__DATA PROVIDED__.
----------

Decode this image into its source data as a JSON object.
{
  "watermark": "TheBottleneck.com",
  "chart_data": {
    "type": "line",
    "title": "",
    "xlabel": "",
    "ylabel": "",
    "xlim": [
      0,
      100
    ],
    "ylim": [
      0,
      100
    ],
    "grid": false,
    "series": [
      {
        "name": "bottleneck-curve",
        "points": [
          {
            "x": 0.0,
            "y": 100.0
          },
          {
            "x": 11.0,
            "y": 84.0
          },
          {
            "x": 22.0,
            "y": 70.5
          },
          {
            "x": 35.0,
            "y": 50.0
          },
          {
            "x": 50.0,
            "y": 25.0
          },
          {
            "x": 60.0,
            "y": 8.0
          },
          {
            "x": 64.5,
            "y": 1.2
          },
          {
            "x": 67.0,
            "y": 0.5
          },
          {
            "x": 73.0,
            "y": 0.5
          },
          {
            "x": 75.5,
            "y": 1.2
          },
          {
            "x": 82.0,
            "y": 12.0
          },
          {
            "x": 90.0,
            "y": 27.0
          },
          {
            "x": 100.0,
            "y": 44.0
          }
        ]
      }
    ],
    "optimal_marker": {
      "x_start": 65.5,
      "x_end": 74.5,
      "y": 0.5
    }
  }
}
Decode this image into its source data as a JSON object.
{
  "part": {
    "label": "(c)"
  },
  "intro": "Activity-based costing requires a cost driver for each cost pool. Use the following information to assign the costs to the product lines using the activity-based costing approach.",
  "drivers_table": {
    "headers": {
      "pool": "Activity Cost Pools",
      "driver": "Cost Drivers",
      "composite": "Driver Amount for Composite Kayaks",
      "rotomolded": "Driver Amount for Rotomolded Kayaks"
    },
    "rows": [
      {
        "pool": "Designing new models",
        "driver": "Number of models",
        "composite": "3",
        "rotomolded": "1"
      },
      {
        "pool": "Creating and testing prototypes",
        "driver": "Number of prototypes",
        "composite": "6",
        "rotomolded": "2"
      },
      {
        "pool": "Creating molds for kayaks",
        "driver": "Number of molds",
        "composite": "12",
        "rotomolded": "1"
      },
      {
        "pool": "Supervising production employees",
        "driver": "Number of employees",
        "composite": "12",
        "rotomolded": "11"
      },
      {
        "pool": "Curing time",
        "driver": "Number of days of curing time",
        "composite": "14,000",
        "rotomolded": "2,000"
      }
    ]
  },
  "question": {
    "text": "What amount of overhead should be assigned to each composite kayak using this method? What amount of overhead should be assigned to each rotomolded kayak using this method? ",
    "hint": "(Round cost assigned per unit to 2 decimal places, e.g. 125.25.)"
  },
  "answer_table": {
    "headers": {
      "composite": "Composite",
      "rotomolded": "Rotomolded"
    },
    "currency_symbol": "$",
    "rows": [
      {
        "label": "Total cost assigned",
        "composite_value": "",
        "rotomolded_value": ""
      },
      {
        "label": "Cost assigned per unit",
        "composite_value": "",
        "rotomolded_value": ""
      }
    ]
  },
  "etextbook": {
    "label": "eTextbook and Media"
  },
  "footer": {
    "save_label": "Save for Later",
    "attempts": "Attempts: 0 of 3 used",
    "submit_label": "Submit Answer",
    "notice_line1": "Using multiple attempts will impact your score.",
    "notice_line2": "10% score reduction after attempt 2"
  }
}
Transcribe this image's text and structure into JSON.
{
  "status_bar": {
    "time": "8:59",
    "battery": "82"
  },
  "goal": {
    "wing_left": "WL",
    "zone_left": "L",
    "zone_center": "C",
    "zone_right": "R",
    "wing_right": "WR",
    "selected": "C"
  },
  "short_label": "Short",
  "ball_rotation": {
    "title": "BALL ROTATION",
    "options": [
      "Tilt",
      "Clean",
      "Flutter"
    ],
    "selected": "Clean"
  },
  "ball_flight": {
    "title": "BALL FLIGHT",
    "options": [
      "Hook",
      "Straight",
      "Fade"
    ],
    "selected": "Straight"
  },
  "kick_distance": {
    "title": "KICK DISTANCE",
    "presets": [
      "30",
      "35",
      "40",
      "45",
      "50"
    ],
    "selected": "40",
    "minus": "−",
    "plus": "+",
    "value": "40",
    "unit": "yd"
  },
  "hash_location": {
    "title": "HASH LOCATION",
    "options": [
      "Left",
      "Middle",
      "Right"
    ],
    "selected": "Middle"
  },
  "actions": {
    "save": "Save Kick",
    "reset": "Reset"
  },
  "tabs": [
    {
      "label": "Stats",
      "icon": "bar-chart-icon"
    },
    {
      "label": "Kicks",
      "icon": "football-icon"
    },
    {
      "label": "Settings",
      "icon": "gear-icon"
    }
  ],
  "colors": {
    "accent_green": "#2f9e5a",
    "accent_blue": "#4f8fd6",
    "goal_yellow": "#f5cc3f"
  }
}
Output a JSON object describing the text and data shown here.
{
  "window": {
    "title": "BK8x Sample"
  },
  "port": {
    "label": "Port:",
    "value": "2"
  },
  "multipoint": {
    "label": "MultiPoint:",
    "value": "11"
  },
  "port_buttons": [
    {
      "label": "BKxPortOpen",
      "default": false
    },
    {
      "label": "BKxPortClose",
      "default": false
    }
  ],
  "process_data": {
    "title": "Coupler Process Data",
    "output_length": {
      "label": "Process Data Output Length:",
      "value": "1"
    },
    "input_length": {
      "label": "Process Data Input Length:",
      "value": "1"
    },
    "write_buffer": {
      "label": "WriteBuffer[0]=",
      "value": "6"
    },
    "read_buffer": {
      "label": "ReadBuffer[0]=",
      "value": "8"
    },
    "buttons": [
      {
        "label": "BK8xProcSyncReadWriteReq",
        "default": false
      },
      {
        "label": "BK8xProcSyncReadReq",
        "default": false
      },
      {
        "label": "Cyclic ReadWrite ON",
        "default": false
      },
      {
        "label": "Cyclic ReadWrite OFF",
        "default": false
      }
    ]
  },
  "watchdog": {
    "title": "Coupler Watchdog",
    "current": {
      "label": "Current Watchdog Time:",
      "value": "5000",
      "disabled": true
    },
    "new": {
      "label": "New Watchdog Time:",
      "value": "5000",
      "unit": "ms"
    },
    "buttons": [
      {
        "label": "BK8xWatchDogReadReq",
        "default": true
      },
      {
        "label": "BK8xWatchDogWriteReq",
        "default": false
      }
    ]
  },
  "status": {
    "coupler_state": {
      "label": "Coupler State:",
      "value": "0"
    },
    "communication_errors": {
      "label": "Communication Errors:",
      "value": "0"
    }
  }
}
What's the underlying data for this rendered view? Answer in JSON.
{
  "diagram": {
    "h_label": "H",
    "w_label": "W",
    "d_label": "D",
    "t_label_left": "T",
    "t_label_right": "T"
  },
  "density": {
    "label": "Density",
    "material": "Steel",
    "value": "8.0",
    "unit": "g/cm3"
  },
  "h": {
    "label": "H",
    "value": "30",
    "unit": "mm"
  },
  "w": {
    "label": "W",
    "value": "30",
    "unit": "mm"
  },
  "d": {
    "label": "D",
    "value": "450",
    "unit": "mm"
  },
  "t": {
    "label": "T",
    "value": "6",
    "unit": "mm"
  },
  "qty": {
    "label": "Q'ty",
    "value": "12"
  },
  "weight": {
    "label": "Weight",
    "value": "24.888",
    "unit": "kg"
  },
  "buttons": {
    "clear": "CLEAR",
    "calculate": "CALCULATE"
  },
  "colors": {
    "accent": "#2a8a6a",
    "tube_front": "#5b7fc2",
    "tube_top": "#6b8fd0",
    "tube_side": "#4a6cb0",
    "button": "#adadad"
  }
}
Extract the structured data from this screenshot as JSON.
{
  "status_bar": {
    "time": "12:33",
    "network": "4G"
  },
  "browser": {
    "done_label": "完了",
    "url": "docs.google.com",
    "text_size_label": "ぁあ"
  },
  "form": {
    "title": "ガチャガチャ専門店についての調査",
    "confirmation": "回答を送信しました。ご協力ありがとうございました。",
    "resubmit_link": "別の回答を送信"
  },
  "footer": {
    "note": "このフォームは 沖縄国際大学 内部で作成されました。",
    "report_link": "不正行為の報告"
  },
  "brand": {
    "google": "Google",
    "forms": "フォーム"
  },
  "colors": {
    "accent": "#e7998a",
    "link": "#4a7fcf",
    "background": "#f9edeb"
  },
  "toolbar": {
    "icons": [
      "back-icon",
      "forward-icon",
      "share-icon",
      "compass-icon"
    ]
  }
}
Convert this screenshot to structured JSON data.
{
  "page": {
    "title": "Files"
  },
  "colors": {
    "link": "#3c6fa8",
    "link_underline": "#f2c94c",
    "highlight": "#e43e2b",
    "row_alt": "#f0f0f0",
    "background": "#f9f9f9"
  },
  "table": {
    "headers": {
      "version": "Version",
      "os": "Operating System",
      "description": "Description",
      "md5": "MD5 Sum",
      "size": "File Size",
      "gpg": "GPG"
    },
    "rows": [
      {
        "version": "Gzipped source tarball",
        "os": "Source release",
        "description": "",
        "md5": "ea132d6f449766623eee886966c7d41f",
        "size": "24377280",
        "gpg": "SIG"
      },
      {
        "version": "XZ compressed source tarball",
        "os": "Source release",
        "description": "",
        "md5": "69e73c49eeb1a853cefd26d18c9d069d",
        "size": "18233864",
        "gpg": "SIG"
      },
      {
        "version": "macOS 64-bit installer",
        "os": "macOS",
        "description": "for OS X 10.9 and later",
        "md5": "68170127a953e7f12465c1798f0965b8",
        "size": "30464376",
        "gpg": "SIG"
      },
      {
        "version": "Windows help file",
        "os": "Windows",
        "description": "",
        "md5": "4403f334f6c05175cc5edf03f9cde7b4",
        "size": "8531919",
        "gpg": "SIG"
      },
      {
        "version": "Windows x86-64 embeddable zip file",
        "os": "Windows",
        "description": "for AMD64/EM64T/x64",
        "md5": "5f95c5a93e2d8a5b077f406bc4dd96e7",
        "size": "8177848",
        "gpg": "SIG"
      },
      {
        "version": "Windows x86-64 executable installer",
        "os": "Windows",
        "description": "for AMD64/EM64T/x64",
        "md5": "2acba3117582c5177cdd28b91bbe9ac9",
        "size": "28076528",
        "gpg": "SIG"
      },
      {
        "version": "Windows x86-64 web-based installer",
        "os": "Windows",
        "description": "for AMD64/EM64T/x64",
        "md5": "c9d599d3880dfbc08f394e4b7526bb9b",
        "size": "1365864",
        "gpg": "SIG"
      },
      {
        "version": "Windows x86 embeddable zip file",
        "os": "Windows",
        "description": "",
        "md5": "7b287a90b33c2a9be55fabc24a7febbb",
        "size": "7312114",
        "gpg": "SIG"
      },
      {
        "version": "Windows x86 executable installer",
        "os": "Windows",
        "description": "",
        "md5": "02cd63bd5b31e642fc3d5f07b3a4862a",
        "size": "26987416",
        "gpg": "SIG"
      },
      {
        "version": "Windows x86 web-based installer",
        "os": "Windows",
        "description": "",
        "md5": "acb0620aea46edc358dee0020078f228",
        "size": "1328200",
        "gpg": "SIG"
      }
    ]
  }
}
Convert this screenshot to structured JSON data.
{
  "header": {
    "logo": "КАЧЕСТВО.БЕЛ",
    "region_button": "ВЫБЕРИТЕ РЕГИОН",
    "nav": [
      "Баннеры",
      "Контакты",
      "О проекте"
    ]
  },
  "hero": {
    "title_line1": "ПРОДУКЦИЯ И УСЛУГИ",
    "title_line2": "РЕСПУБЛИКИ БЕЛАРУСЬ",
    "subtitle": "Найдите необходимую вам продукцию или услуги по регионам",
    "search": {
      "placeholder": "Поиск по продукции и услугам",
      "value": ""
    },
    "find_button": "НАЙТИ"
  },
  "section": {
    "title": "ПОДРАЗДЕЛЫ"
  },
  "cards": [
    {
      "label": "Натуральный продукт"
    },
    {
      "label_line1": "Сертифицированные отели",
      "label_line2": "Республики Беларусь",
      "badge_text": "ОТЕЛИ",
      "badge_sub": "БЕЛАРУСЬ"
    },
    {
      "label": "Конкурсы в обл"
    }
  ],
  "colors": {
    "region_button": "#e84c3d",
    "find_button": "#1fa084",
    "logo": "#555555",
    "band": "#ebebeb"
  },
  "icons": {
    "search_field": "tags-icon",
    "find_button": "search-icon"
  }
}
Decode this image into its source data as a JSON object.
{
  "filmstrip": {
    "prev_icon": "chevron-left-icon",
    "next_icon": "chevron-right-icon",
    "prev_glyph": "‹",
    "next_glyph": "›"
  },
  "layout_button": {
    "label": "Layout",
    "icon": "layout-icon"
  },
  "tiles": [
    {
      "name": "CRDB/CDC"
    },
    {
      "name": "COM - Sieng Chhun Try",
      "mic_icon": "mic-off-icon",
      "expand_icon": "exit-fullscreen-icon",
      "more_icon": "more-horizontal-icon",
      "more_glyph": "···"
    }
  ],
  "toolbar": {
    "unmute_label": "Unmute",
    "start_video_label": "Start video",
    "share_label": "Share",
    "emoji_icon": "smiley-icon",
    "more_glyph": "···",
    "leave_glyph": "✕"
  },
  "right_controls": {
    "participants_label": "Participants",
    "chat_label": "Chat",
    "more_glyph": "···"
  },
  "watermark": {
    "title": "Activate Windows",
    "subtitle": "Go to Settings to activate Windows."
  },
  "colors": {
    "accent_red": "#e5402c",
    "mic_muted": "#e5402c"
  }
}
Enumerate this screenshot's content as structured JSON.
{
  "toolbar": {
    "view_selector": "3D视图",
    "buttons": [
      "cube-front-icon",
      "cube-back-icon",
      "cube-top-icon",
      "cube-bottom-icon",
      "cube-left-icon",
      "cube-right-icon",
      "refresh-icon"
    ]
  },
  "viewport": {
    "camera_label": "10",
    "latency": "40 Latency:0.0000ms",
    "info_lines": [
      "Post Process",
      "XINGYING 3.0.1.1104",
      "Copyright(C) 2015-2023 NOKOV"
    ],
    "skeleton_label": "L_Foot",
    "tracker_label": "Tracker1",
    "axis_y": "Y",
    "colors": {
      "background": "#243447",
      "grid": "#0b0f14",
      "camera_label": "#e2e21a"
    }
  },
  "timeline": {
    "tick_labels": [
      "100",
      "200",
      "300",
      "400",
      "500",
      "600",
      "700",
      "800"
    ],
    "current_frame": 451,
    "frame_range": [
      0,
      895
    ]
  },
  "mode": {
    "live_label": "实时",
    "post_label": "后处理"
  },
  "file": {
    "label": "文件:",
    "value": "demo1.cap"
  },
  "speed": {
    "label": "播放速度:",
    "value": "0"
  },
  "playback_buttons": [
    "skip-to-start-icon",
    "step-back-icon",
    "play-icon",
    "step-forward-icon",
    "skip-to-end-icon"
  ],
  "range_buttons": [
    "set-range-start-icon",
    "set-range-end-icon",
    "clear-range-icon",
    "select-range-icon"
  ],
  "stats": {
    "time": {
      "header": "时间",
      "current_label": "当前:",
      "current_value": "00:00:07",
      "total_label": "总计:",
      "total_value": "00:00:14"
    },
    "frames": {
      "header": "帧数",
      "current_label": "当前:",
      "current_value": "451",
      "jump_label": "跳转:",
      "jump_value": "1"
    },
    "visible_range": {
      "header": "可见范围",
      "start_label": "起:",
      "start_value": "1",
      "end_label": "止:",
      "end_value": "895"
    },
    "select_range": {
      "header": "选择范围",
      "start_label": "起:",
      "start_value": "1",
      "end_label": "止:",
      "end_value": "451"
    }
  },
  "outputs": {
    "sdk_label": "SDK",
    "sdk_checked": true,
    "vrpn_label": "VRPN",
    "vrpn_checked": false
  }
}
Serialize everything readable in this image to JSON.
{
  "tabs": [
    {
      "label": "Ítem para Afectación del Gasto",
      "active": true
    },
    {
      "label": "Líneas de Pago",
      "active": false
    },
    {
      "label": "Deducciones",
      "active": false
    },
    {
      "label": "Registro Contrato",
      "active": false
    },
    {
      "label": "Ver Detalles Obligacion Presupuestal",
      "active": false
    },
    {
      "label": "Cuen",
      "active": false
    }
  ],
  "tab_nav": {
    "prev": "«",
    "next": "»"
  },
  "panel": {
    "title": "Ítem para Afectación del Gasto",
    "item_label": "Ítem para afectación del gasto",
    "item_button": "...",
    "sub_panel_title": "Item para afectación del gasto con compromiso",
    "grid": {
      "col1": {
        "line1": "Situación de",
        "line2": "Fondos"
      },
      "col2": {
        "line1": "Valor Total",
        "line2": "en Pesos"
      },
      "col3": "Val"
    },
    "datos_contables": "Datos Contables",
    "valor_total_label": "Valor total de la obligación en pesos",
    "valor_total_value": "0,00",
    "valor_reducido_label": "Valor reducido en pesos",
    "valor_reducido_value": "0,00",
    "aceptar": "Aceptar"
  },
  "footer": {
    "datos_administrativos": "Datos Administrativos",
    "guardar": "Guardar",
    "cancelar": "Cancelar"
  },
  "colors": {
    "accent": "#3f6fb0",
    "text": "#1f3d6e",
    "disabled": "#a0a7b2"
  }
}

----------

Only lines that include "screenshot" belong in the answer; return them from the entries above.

Extract the structured data from this screenshot as JSON.
Convert this screenshot to structured JSON data.
Convert this screenshot to structured JSON data.
Enumerate this screenshot's content as structured JSON.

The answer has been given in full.